Records supplied

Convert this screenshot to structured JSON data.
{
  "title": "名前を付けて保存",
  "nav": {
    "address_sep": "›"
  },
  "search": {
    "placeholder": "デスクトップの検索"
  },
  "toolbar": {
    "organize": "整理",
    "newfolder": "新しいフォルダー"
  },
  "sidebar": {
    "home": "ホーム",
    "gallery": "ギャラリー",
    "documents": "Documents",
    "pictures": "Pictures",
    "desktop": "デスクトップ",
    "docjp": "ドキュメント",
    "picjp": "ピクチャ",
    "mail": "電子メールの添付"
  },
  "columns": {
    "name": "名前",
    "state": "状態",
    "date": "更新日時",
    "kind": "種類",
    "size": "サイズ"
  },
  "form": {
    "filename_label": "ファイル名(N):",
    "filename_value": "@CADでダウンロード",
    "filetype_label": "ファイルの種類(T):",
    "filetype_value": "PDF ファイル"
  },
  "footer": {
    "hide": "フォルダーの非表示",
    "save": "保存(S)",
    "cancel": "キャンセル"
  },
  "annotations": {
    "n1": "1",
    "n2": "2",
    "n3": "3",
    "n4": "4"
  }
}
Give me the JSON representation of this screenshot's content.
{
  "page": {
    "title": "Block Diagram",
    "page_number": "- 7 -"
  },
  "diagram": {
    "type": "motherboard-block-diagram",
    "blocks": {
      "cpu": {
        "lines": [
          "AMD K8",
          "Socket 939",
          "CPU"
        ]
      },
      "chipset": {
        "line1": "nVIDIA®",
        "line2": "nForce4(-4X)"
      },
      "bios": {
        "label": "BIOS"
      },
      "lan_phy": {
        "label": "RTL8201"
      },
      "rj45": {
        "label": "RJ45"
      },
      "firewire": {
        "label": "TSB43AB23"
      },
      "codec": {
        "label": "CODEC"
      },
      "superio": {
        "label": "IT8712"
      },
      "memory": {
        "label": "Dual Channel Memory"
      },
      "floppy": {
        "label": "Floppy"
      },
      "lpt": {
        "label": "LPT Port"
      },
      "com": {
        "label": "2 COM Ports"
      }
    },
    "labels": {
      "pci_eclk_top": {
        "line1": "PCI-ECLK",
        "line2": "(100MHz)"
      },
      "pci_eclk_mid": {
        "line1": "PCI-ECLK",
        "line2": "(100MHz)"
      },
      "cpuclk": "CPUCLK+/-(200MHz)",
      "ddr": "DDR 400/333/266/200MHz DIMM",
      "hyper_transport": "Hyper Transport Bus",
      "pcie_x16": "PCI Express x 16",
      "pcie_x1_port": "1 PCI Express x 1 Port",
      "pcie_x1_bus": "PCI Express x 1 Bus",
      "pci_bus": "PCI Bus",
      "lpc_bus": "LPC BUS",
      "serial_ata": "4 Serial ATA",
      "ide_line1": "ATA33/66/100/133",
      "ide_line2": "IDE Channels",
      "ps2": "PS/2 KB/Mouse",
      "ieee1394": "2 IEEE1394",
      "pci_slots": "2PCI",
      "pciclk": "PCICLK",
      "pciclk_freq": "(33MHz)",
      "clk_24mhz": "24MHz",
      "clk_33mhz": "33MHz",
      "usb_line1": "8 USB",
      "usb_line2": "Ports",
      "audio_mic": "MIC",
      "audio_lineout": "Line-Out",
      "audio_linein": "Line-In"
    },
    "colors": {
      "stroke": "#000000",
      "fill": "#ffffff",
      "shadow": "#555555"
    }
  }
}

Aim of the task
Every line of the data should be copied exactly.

Solution to this task
Convert this screenshot to structured JSON data.
{
  "title": "名前を付けて保存",
  "nav": {
    "address_sep": "›"
  },
  "search": {
    "placeholder": "デスクトップの検索"
  },
  "toolbar": {
    "organize": "整理",
    "newfolder": "新しいフォルダー"
  },
  "sidebar": {
    "home": "ホーム",
    "gallery": "ギャラリー",
    "documents": "Documents",
    "pictures": "Pictures",
    "desktop": "デスクトップ",
    "docjp": "ドキュメント",
    "picjp": "ピクチャ",
    "mail": "電子メールの添付"
  },
  "columns": {
    "name": "名前",
    "state": "状態",
    "date": "更新日時",
    "kind": "種類",
    "size": "サイズ"
  },
  "form": {
    "filename_label": "ファイル名(N):",
    "filename_value": "@CADでダウンロード",
    "filetype_label": "ファイルの種類(T):",
    "filetype_value": "PDF ファイル"
  },
  "footer": {
    "hide": "フォルダーの非表示",
    "save": "保存(S)",
    "cancel": "キャンセル"
  },
  "annotations": {
    "n1": "1",
    "n2": "2",
    "n3": "3",
    "n4": "4"
  }
}
Give me the JSON representation of this screenshot's content.
{
  "page": {
    "title": "Block Diagram",
    "page_number": "- 7 -"
  },
  "diagram": {
    "type": "motherboard-block-diagram",
    "blocks": {
      "cpu": {
        "lines": [
          "AMD K8",
          "Socket 939",
          "CPU"
        ]
      },
      "chipset": {
        "line1": "nVIDIA®",
        "line2": "nForce4(-4X)"
      },
      "bios": {
        "label": "BIOS"
      },
      "lan_phy": {
        "label": "RTL8201"
      },
      "rj45": {
        "label": "RJ45"
      },
      "firewire": {
        "label": "TSB43AB23"
      },
      "codec": {
        "label": "CODEC"
      },
      "superio": {
        "label": "IT8712"
      },
      "memory": {
        "label": "Dual Channel Memory"
      },
      "floppy": {
        "label": "Floppy"
      },
      "lpt": {
        "label": "LPT Port"
      },
      "com": {
        "label": "2 COM Ports"
      }
    },
    "labels": {
      "pci_eclk_top": {
        "line1": "PCI-ECLK",
        "line2": "(100MHz)"
      },
      "pci_eclk_mid": {
        "line1": "PCI-ECLK",
        "line2": "(100MHz)"
      },
      "cpuclk": "CPUCLK+/-(200MHz)",
      "ddr": "DDR 400/333/266/200MHz DIMM",
      "hyper_transport": "Hyper Transport Bus",
      "pcie_x16": "PCI Express x 16",
      "pcie_x1_port": "1 PCI Express x 1 Port",
      "pcie_x1_bus": "PCI Express x 1 Bus",
      "pci_bus": "PCI Bus",
      "lpc_bus": "LPC BUS",
      "serial_ata": "4 Serial ATA",
      "ide_line1": "ATA33/66/100/133",
      "ide_line2": "IDE Channels",
      "ps2": "PS/2 KB/Mouse",
      "ieee1394": "2 IEEE1394",
      "pci_slots": "2PCI",
      "pciclk": "PCICLK",
      "pciclk_freq": "(33MHz)",
      "clk_24mhz": "24MHz",
      "clk_33mhz": "33MHz",
      "usb_line1": "8 USB",
      "usb_line2": "Ports",
      "audio_mic": "MIC",
      "audio_lineout": "Line-Out",
      "audio_linein": "Line-In"
    },
    "colors": {
      "stroke": "#000000",
      "fill": "#ffffff",
      "shadow": "#555555"
    }
  }
}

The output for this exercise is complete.